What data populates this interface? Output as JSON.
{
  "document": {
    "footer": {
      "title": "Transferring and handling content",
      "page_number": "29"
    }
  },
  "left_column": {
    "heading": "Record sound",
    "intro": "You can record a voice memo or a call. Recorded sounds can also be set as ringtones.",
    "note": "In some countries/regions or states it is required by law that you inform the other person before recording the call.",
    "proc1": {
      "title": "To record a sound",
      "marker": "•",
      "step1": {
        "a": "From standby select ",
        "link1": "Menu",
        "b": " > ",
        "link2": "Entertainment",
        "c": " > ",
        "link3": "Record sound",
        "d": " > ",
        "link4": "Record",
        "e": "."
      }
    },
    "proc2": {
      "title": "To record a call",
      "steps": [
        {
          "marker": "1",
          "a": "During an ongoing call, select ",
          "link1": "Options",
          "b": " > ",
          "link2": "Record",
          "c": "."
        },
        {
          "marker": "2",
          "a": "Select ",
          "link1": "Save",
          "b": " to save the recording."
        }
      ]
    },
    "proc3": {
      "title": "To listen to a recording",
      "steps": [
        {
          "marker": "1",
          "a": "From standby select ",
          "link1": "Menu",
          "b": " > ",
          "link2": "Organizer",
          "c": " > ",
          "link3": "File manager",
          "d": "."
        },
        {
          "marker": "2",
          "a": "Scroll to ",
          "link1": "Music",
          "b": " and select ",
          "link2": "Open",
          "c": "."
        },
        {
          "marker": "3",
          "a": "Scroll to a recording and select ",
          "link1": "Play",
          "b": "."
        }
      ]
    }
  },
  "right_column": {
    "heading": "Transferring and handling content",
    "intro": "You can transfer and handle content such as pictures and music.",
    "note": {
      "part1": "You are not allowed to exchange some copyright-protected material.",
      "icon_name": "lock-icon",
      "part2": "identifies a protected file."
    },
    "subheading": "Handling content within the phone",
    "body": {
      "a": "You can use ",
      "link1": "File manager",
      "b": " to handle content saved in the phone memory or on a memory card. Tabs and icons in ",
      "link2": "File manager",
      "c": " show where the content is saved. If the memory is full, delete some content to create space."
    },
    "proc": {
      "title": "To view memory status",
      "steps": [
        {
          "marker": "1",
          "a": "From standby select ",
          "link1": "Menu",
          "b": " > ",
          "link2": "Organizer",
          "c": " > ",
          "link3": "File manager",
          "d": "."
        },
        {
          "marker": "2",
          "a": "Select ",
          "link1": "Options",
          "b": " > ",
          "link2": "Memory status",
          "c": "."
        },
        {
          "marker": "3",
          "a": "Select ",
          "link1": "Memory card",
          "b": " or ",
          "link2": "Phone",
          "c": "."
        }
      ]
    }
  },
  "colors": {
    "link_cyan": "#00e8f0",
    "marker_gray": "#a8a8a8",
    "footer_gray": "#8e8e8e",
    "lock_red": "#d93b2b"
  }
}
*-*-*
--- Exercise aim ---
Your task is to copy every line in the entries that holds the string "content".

--- Solution for this exercise ---
      "title": "Transferring and handling content",
    "heading": "Transferring and handling content",
    "intro": "You can transfer and handle content such as pictures and music.",
    "subheading": "Handling content within the phone",
      "b": " to handle content saved in the phone memory or on a memory card. Tabs and icons in ",
      "c": " show where the content is saved. If the memory is full, delete some content to create space."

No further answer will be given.